- Is the book itself ugly? I have noticed that ugly books have generally have better content then the shiny, slick books. Especially books with a holographic covers – I have yet to read a personal finance or investment book with a holographic cover that was worth the pulp it was printed on.
- Is the title a little dull? Again, it’s as if marketing money spent is an inverse sign of quality. I have read a couple of books that were pretty good that also had snappy titles, but the vast majority of quality personal finance books I’ve read are pretty dull. Which leads me to my next point…
- Is it a bestseller? If so, you’re probably safe skipping it. Marketing and sales are not necessarily a good guide to quality. Again and again, I’ve found that the most worthwhile books go unnoticed while books that promise the moon and are hyped to the stars get sold. Like most of my rules of thumb, this isn’t always true; but, it’s generally the case.
- Is the author’s photo on the cover? There’s a risk that the book is designed to enhance the author’s credibility and teach you a few things; but I bet it’s pretty light on the proverbial meat and heavy on the potatoes.
Finally, if you really want a solid education on financial topics, I recommend going out and buying a slightly out-of-date textbook.
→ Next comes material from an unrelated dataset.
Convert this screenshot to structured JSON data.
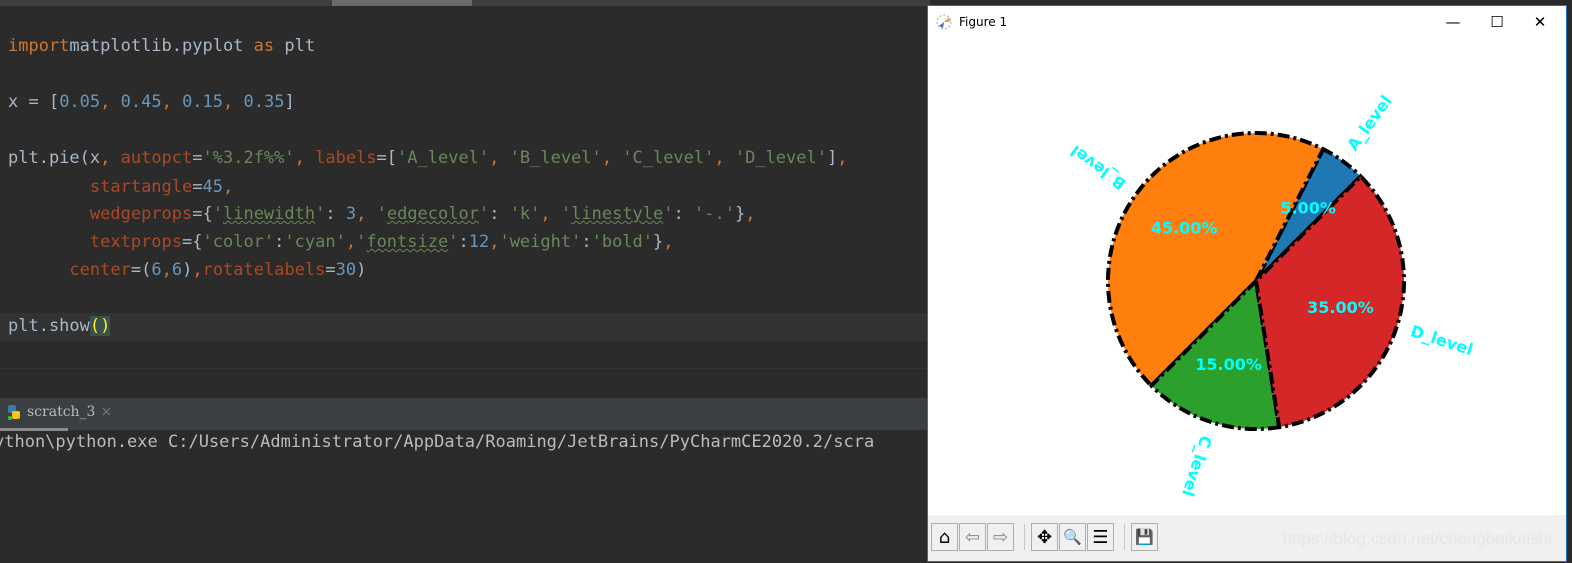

The prices are rock bottom, but the information therein is usually timeless. Textbooks are also light on the rah-rah motivation and heavy in the facts and principles.
Do you have a favorite personal finance book? Share in the comments.